    A write up of the Victoria Eaton’s Centre is here:

    In the Johnson Street Bridge situation, the city has adopted a far different approach – one I would characterize as Decide – Announce – Defend. It doesn’t work nearly as well.

    I heard Ross Crockford on CFAX this morning. The information he provided, the info on the JSB site, and in your blog posts, present a very compelling argument for sitting back and taking a sober second look.

    Comment by Cindy Stephenson — August 6, 2009 #

  2. Thanks for the comment, Cindy. That’s how we feel too – step back & think about this. You should also take a look at Bernard von Schulmann’s post from today. It’s further ammunition that the City’s whole process with regard to the JSB is beyond redemption. Scrap it, start over.

    Comment by Yule — August 6, 2009 #

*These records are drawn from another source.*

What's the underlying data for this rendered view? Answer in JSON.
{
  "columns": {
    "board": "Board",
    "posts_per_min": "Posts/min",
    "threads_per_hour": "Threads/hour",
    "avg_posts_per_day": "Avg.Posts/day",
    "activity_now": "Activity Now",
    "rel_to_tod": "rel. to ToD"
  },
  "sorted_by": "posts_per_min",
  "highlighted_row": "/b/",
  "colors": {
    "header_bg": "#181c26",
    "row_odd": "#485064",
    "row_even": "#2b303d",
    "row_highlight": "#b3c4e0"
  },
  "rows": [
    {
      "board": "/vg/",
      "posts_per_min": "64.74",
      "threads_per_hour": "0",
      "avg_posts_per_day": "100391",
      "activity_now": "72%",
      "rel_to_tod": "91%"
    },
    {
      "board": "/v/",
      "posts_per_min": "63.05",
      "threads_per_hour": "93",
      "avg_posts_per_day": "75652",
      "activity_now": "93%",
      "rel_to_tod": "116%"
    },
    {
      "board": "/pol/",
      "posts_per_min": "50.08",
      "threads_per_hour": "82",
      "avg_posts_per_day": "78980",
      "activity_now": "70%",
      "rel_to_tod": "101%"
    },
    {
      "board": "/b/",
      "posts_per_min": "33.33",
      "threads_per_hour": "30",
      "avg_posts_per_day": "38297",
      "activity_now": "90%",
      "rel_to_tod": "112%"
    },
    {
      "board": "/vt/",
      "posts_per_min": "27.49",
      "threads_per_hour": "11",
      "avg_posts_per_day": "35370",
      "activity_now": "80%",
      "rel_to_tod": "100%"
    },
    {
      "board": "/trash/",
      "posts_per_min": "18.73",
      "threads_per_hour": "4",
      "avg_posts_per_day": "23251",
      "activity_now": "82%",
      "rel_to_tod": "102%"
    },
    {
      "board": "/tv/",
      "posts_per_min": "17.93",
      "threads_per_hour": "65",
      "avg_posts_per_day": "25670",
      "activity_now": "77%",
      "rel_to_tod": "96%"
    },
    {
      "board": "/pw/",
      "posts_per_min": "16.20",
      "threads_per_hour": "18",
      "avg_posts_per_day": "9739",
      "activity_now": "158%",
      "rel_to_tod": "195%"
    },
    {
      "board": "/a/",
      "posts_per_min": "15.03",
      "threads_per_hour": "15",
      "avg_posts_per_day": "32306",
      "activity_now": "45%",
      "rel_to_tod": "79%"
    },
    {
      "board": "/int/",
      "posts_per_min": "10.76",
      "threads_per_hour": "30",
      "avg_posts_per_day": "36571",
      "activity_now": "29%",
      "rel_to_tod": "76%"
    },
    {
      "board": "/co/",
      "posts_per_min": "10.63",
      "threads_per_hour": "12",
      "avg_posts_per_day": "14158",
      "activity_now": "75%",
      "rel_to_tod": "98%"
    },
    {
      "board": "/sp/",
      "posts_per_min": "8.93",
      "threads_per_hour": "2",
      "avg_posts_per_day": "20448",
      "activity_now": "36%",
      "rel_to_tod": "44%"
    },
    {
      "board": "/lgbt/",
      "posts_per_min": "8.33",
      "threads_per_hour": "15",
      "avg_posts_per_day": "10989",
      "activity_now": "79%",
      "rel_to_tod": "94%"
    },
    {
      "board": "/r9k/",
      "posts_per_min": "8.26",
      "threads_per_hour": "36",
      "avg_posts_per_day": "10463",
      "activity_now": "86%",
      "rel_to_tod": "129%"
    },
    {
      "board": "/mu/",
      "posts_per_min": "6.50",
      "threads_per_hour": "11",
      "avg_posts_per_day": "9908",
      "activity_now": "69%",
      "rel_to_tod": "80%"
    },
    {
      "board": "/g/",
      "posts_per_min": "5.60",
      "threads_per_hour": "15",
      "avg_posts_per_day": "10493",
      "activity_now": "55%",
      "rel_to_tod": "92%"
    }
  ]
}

  3. As I think I mentioned on a previous post, I wrote to James Moore. The other day I received a perfectly mystifying response which I quote here:

    I appreciate being advised of your views and have noted your comments. In Canada, however, the protection of private properties falls under the jurisdiction of the provinces. I encourage you to share your concerns directly with the British Columbia Ministry of Tourism, Culture and the Arts….

    (emphasis added).

    Comment by melanie — August 7, 2009 #

  4. wtf? That’s just incredible, Melanie. Protection of private properties???
    I can’t say this inspires me with confidence about our governmental leaders.
    Well, at least you heard back. I wrote a long letter to Bill Bennett, currently the BC Minister for Community and Rural Development – even though his webpage still says that he’s the Minister for Tourism, Sport, and the Arts (yes, in BC ‘Sport’ takes the spot of ‘Culture’). Turns out that this provincial minister is the key decision maker as to how the federal monies are dispersed within the province. The Feds just give the Province a lump sum, and the Province channels the money to the municipalities – in Canada, cities are the creature of the provinces. I haven’t heard anything back. Admittedly, I wrote some time after you wrote to the Federal minister. (Thanks again for doing that, by the way!).

    Comment by Yule — August 7, 2009 #

Sorry, the comment form is closed at this time.

Recent Posts



Theme: Pool by Borja Fernandez.
Entries and comments feeds.